(Dataset rows for apps and sites)

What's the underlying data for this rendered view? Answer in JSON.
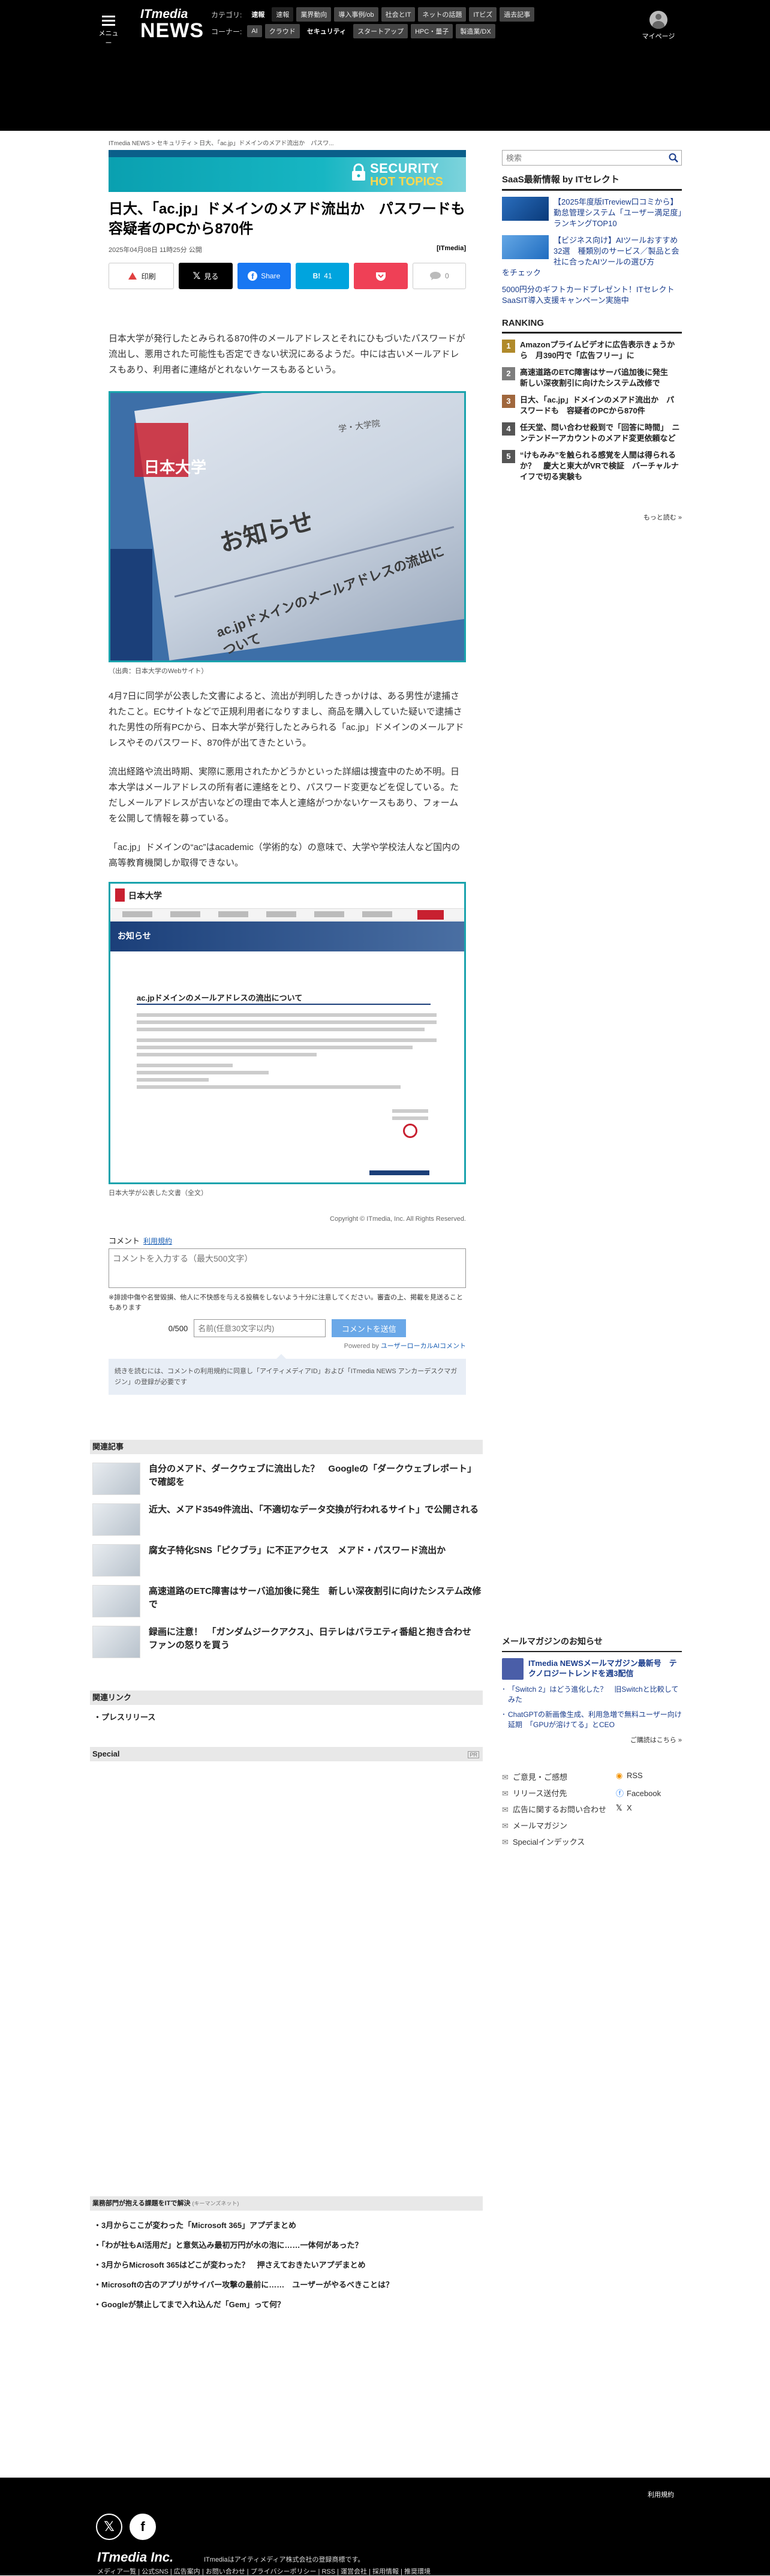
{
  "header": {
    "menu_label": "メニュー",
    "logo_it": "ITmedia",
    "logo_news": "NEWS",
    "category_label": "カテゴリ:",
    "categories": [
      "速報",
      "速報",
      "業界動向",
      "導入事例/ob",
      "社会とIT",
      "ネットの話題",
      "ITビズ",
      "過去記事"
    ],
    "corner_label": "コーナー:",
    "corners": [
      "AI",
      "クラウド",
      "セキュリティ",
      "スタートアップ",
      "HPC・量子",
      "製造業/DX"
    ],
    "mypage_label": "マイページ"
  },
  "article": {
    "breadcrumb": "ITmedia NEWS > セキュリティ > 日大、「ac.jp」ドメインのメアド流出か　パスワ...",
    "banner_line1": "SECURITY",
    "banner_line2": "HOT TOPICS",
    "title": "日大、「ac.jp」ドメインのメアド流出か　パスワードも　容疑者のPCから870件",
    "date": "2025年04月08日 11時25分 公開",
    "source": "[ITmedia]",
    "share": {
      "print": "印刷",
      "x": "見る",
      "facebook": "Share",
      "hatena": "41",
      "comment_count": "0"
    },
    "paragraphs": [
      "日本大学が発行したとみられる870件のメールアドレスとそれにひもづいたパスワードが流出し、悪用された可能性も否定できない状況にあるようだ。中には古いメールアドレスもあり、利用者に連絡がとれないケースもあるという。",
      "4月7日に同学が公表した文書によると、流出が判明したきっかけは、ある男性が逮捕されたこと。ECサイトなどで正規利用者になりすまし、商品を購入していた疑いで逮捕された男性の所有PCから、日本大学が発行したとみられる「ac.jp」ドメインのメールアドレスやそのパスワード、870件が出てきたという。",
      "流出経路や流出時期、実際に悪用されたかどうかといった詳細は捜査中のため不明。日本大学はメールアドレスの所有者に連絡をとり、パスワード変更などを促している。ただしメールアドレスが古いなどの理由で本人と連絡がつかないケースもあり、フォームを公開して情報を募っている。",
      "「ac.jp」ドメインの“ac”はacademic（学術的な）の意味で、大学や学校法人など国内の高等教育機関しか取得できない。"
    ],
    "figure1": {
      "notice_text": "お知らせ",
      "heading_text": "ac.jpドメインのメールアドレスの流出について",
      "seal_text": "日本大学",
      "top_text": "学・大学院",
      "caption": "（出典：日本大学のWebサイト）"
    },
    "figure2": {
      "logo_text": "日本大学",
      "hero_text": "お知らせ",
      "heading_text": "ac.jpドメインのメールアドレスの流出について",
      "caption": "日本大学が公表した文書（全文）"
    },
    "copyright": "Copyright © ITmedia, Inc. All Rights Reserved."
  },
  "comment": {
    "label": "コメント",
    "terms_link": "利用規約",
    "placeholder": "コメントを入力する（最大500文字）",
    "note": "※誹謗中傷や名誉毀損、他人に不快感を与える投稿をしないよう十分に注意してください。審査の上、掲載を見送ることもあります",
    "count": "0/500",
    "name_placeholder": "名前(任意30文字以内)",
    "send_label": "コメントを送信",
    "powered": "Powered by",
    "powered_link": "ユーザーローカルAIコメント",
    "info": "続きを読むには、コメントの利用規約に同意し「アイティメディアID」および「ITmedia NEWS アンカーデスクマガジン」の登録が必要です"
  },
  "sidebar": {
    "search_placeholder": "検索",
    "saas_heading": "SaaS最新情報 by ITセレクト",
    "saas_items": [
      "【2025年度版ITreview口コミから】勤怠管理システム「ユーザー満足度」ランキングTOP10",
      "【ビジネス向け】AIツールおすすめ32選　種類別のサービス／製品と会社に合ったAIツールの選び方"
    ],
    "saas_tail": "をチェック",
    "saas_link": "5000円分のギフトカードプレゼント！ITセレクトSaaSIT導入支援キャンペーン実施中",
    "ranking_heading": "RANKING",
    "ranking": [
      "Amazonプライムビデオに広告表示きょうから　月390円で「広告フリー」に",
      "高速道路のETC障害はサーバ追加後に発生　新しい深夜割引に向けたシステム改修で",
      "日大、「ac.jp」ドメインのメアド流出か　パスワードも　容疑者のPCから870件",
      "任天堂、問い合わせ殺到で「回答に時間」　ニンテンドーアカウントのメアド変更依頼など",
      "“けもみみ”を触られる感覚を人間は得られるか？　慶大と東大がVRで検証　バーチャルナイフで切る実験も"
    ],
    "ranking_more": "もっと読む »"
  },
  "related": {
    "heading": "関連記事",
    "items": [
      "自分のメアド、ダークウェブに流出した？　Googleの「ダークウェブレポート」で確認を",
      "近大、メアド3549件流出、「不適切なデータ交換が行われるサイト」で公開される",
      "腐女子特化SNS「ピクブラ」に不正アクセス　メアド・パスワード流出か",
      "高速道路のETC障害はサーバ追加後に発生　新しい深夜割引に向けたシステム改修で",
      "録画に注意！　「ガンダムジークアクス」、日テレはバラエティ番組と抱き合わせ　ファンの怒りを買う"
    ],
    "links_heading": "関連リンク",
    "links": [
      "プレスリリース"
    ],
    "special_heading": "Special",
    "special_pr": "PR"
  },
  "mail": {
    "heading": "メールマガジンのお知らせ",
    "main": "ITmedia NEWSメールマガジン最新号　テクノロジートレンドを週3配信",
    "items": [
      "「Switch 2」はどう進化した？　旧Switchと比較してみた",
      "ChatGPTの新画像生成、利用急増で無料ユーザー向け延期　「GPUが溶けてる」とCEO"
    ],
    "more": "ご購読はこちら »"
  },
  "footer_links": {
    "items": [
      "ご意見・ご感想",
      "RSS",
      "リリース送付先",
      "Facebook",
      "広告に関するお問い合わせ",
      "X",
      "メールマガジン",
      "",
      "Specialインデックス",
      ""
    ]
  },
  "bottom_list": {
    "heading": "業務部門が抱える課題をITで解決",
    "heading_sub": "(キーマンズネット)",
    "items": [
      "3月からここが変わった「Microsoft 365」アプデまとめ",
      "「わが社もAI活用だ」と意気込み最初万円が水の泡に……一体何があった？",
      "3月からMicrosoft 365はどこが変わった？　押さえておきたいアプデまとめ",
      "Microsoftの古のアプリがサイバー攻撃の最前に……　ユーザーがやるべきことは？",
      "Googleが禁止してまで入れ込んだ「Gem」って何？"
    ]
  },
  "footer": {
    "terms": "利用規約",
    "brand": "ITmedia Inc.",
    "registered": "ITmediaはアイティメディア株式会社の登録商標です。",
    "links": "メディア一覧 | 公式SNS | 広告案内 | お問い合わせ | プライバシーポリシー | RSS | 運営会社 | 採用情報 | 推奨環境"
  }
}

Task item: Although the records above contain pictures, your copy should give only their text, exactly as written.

Response:
What's the underlying data for this rendered view? Answer in JSON.
{
  "header": {
    "menu_label": "メニュー",
    "logo_it": "ITmedia",
    "logo_news": "NEWS",
    "category_label": "カテゴリ:",
    "categories": [
      "速報",
      "速報",
      "業界動向",
      "導入事例/ob",
      "社会とIT",
      "ネットの話題",
      "ITビズ",
      "過去記事"
    ],
    "corner_label": "コーナー:",
    "corners": [
      "AI",
      "クラウド",
      "セキュリティ",
      "スタートアップ",
      "HPC・量子",
      "製造業/DX"
    ],
    "mypage_label": "マイページ"
  },
  "article": {
    "breadcrumb": "ITmedia NEWS > セキュリティ > 日大、「ac.jp」ドメインのメアド流出か　パスワ...",
    "banner_line1": "SECURITY",
    "banner_line2": "HOT TOPICS",
    "title": "日大、「ac.jp」ドメインのメアド流出か　パスワードも　容疑者のPCから870件",
    "date": "2025年04月08日 11時25分 公開",
    "source": "[ITmedia]",
    "share": {
      "print": "印刷",
      "x": "見る",
      "facebook": "Share",
      "hatena": "41",
      "comment_count": "0"
    },
    "paragraphs": [
      "日本大学が発行したとみられる870件のメールアドレスとそれにひもづいたパスワードが流出し、悪用された可能性も否定できない状況にあるようだ。中には古いメールアドレスもあり、利用者に連絡がとれないケースもあるという。",
      "4月7日に同学が公表した文書によると、流出が判明したきっかけは、ある男性が逮捕されたこと。ECサイトなどで正規利用者になりすまし、商品を購入していた疑いで逮捕された男性の所有PCから、日本大学が発行したとみられる「ac.jp」ドメインのメールアドレスやそのパスワード、870件が出てきたという。",
      "流出経路や流出時期、実際に悪用されたかどうかといった詳細は捜査中のため不明。日本大学はメールアドレスの所有者に連絡をとり、パスワード変更などを促している。ただしメールアドレスが古いなどの理由で本人と連絡がつかないケースもあり、フォームを公開して情報を募っている。",
      "「ac.jp」ドメインの“ac”はacademic（学術的な）の意味で、大学や学校法人など国内の高等教育機関しか取得できない。"
    ],
    "figure1": {
      "notice_text": "お知らせ",
      "heading_text": "ac.jpドメインのメールアドレスの流出について",
      "seal_text": "日本大学",
      "top_text": "学・大学院",
      "caption": "（出典：日本大学のWebサイト）"
    },
    "figure2": {
      "logo_text": "日本大学",
      "hero_text": "お知らせ",
      "heading_text": "ac.jpドメインのメールアドレスの流出について",
      "caption": "日本大学が公表した文書（全文）"
    },
    "copyright": "Copyright © ITmedia, Inc. All Rights Reserved."
  },
  "comment": {
    "label": "コメント",
    "terms_link": "利用規約",
    "placeholder": "コメントを入力する（最大500文字）",
    "note": "※誹謗中傷や名誉毀損、他人に不快感を与える投稿をしないよう十分に注意してください。審査の上、掲載を見送ることもあります",
    "count": "0/500",
    "name_placeholder": "名前(任意30文字以内)",
    "send_label": "コメントを送信",
    "powered": "Powered by",
    "powered_link": "ユーザーローカルAIコメント",
    "info": "続きを読むには、コメントの利用規約に同意し「アイティメディアID」および「ITmedia NEWS アンカーデスクマガジン」の登録が必要です"
  },
  "sidebar": {
    "search_placeholder": "検索",
    "saas_heading": "SaaS最新情報 by ITセレクト",
    "saas_items": [
      "【2025年度版ITreview口コミから】勤怠管理システム「ユーザー満足度」ランキングTOP10",
      "【ビジネス向け】AIツールおすすめ32選　種類別のサービス／製品と会社に合ったAIツールの選び方"
    ],
    "saas_tail": "をチェック",
    "saas_link": "5000円分のギフトカードプレゼント！ITセレクトSaaSIT導入支援キャンペーン実施中",
    "ranking_heading": "RANKING",
    "ranking": [
      "Amazonプライムビデオに広告表示きょうから　月390円で「広告フリー」に",
      "高速道路のETC障害はサーバ追加後に発生　新しい深夜割引に向けたシステム改修で",
      "日大、「ac.jp」ドメインのメアド流出か　パスワードも　容疑者のPCから870件",
      "任天堂、問い合わせ殺到で「回答に時間」　ニンテンドーアカウントのメアド変更依頼など",
      "“けもみみ”を触られる感覚を人間は得られるか？　慶大と東大がVRで検証　バーチャルナイフで切る実験も"
    ],
    "ranking_more": "もっと読む »"
  },
  "related": {
    "heading": "関連記事",
    "items": [
      "自分のメアド、ダークウェブに流出した？　Googleの「ダークウェブレポート」で確認を",
      "近大、メアド3549件流出、「不適切なデータ交換が行われるサイト」で公開される",
      "腐女子特化SNS「ピクブラ」に不正アクセス　メアド・パスワード流出か",
      "高速道路のETC障害はサーバ追加後に発生　新しい深夜割引に向けたシステム改修で",
      "録画に注意！　「ガンダムジークアクス」、日テレはバラエティ番組と抱き合わせ　ファンの怒りを買う"
    ],
    "links_heading": "関連リンク",
    "links": [
      "プレスリリース"
    ],
    "special_heading": "Special",
    "special_pr": "PR"
  },
  "mail": {
    "heading": "メールマガジンのお知らせ",
    "main": "ITmedia NEWSメールマガジン最新号　テクノロジートレンドを週3配信",
    "items": [
      "「Switch 2」はどう進化した？　旧Switchと比較してみた",
      "ChatGPTの新画像生成、利用急増で無料ユーザー向け延期　「GPUが溶けてる」とCEO"
    ],
    "more": "ご購読はこちら »"
  },
  "footer_links": {
    "items": [
      "ご意見・ご感想",
      "RSS",
      "リリース送付先",
      "Facebook",
      "広告に関するお問い合わせ",
      "X",
      "メールマガジン",
      "",
      "Specialインデックス",
      ""
    ]
  },
  "bottom_list": {
    "heading": "業務部門が抱える課題をITで解決",
    "heading_sub": "(キーマンズネット)",
    "items": [
      "3月からここが変わった「Microsoft 365」アプデまとめ",
      "「わが社もAI活用だ」と意気込み最初万円が水の泡に……一体何があった？",
      "3月からMicrosoft 365はどこが変わった？　押さえておきたいアプデまとめ",
      "Microsoftの古のアプリがサイバー攻撃の最前に……　ユーザーがやるべきことは？",
      "Googleが禁止してまで入れ込んだ「Gem」って何？"
    ]
  },
  "footer": {
    "terms": "利用規約",
    "brand": "ITmedia Inc.",
    "registered": "ITmediaはアイティメディア株式会社の登録商標です。",
    "links": "メディア一覧 | 公式SNS | 広告案内 | お問い合わせ | プライバシーポリシー | RSS | 運営会社 | 採用情報 | 推奨環境"
  }
}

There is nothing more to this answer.